Revision as of 17:34, 8 May 2014

History

Before motorized travel became common people traveled from location to location using "trails" or "traces". Most of these trails were well established by the time Europeans immigrated to the colonies. The original 'travelers' on these trails were various types of nomadic animals as they moved from place to place in search of grazing lands and fresh water. Native Americans were familiar with these trails and utilized them for thousands of years prior to settlement by Europeans. Because they were often well worn, easy to follow and led to grazing lands and fresh water Europeans utilized them as well on foot, horseback and with wagons. Many of these trails, or portions of them, were utilized in the construction of roads and highways in modern times.

Historical Data

One such trail is the Preston Trail, also called the Old Preston Road.  The Preston was originally part of an ancient trail that meandered from north to south and extended from parts of Missouri and Ohio southward to Mexico passing through the middle of Texas.  The Shawnee tribe utilized the trail for hundreds of years. By 1839 the area then known as the Republic of Texas had a well organized military and began constuction of roads, building military forts along the way to protect settlers from attacks by native Americans in the area.  By 1840 the Preston Trail had become known as the Preston Road extending north through Grayson and Collin counties to the small town of Preston.

Modern Day

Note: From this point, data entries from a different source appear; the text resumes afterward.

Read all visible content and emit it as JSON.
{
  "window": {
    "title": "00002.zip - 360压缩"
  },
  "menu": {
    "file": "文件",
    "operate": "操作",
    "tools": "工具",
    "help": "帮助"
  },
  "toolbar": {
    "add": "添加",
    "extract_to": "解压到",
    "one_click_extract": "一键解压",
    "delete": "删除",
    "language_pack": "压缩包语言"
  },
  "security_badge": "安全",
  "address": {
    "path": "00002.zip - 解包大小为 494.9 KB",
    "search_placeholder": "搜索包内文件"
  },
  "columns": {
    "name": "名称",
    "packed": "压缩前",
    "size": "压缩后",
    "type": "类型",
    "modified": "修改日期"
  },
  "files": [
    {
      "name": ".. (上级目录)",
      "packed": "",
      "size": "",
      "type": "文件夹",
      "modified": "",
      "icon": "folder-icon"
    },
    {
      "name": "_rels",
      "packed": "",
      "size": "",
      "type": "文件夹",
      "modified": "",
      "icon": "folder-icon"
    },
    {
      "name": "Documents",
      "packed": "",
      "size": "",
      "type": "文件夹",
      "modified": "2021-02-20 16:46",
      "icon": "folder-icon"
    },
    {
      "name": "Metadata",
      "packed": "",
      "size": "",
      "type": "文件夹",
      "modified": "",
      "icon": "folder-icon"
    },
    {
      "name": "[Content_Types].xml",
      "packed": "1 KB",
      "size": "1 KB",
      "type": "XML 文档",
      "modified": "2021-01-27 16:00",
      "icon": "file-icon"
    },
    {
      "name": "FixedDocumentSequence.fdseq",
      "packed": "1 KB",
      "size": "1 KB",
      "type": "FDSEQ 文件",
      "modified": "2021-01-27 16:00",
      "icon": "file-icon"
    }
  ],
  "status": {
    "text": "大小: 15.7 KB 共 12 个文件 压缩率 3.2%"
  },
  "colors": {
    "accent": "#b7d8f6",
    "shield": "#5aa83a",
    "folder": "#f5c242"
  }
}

Texas State Highway 289  follows closely along what was originally called the Preston Trail and the term: "Preston Trail" has been used in the names of several institutions such as the Preston Trail Community Church in Frisco, Texas.